Anybody as famous as Alan Dershowitz with so little constituency is a very easy target, and I don't dispute that his best days as an effective advocate and instructor may indeed be behind him. I guess it just strikes me as at least a little odd for this site that there is so much piling on (I've done my share) against so little resistance.
7.5.2007 7:09pm
LM (mail):
OJ doesn't belong in that list. Why is proofreading so much easier after you hit the "Post" button?
7.5.2007 7:14pm
edhesq (mail):
Since the judges haven't explained, can anyone here explain why the district court's refusal to allow the defense to call Andrea Mitchell to testify (1) was appropriate under US v. Johnson and (2) not likely to be grounds for a successful appeal?

Am I to understand Mitchell was able to avoid testifying in court by means of denying out of court what she'd say in response to certain questions if they were to be asked in court?

I find the inability of Libby's defense to question Mitchell on the witness stand before the jury rather Orwellian, especially after her (i) Imus interview, (ii)characterization of info sharing at NBC news, and (iii) the of centrallity of Russert's testimony.
7.5.2007 7:15pm
Peter Young:
Never did I have Dershowitz as a professor, but on my last day at law school back in 1968, he kindly gave me some valuable free legal advice about how to deal with my draft board, which was trying to take away my fatherhood deferment because of my anti-war activities. After I followed up on his suggestions, I never heard from my draft board again.

He was busy arranging to leave town that day for his summer break, but rather than leave me uncounseled, he had me traipse along on his last-minute errands in and around Harvard Square as we talked. I went banking and dry cleaning with the Dersh.

So I have a soft spot for Dershowitz. At the time he was the prodigy, always praised for being so bright at so young an age--first in his class at Yale Law School, youngest full professor ever at Harvard Law School and the like. As he grew older, he seemed to become ever more extreme and ever more strident in an effort to remain the center of attention. He is more a celebrity than an academic, more a political figure than a lawyer. Anway, that's my shamateurish psychoanalytical take on Dershowitz.

Being the Dersh means having a healthy regard for one's own opinions no matter what, but soft spots go only so far. He lost me as an admirer long ago. Fortunately, there is only one Dersh. But I'm still glad there is a Dersh. And if he didn't exist, most of the commenters here wouldn't have him to kick around, would they?
7.7.2007 10:35am
Mark Bahner (www):

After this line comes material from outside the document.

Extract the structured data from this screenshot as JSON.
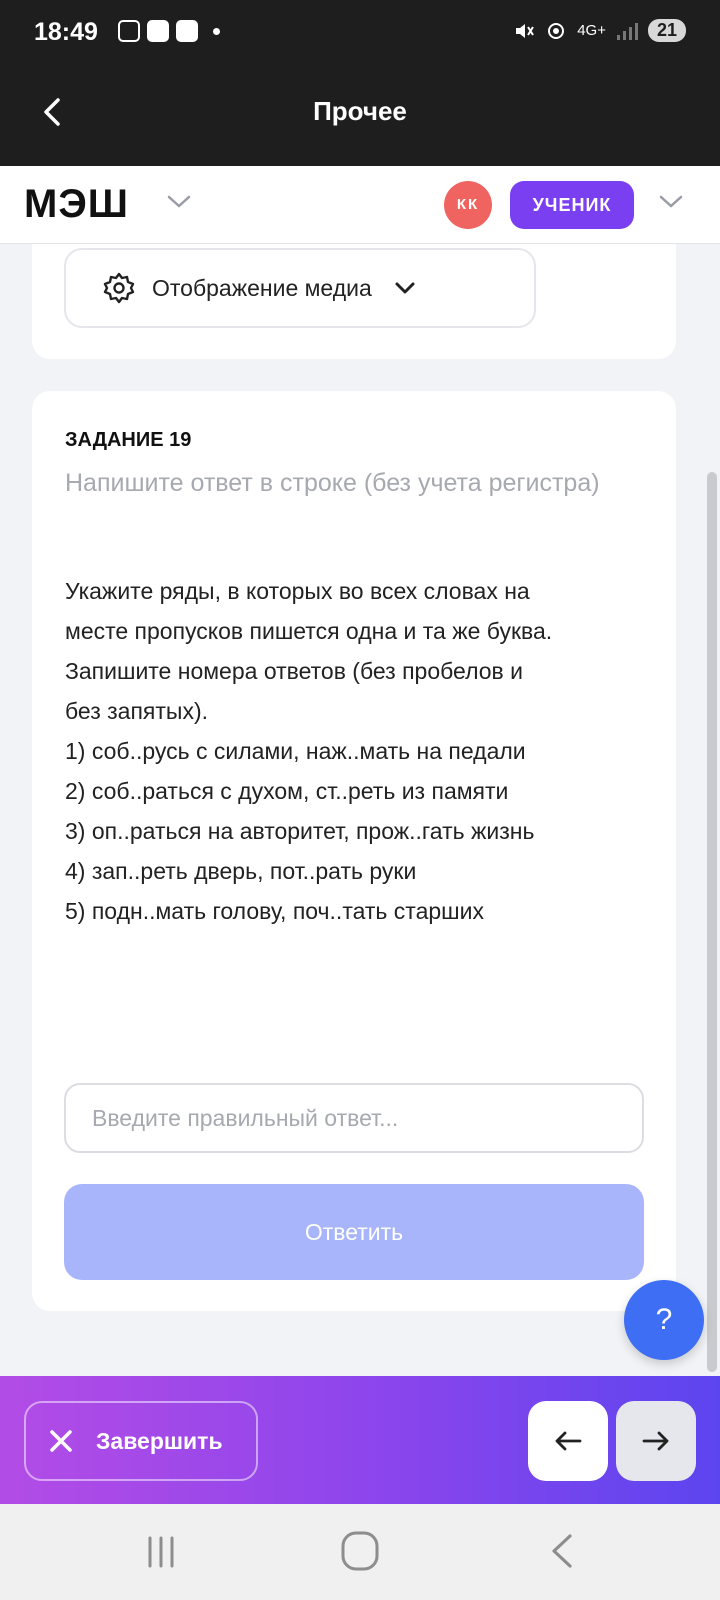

Barnett does not, we've seen, care for the rough-and-tumble of comment threads -- incompatible with his libertarian sympathies, I suppose.

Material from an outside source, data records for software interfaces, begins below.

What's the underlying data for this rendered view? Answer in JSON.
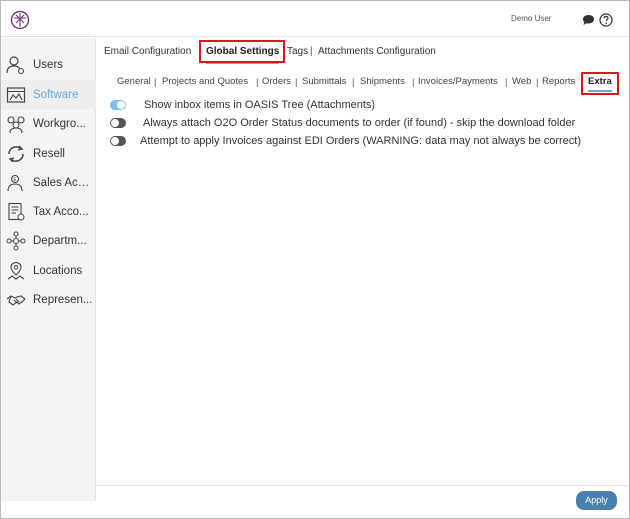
{
  "header": {
    "user_name": "Demo User",
    "icons": [
      "logo-icon",
      "chat-icon",
      "help-icon"
    ]
  },
  "sidebar": {
    "items": [
      {
        "label": "Users",
        "icon": "users-icon"
      },
      {
        "label": "Software",
        "icon": "software-icon",
        "active": true
      },
      {
        "label": "Workgro...",
        "icon": "workgroups-icon"
      },
      {
        "label": "Resell",
        "icon": "resell-icon"
      },
      {
        "label": "Sales Acc...",
        "icon": "sales-accounts-icon"
      },
      {
        "label": "Tax Acco...",
        "icon": "tax-accounts-icon"
      },
      {
        "label": "Departm...",
        "icon": "departments-icon"
      },
      {
        "label": "Locations",
        "icon": "locations-icon"
      },
      {
        "label": "Represen...",
        "icon": "representatives-icon"
      }
    ]
  },
  "tabs": [
    {
      "label": "Email Configuration"
    },
    {
      "label": "Global Settings",
      "active": true
    },
    {
      "label": "Tags"
    },
    {
      "label": "Attachments Configuration"
    }
  ],
  "subtabs": [
    {
      "label": "General"
    },
    {
      "label": "Projects and Quotes"
    },
    {
      "label": "Orders"
    },
    {
      "label": "Submittals"
    },
    {
      "label": "Shipments"
    },
    {
      "label": "Invoices/Payments"
    },
    {
      "label": "Web"
    },
    {
      "label": "Reports"
    },
    {
      "label": "Extra",
      "active": true
    }
  ],
  "separator": "|",
  "options": [
    {
      "label": "Show inbox items in OASIS Tree (Attachments)",
      "enabled": true
    },
    {
      "label": "Always attach O2O Order Status documents to order (if found) - skip the download folder",
      "enabled": false
    },
    {
      "label": "Attempt to apply Invoices against EDI Orders (WARNING: data may not always be correct)",
      "enabled": false
    }
  ],
  "footer": {
    "apply_label": "Apply"
  },
  "colors": {
    "accent": "#6aa5dc",
    "highlight_box": "#d8161f",
    "apply_button": "#4a7fb0",
    "toggle_on": "#7bbfec",
    "toggle_off": "#555555"
  }
}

Pardon me? What in the world do "libertarian sympathies" have to do with "the rough-and-tumble of comment threads"?
7.8.2007 12:28am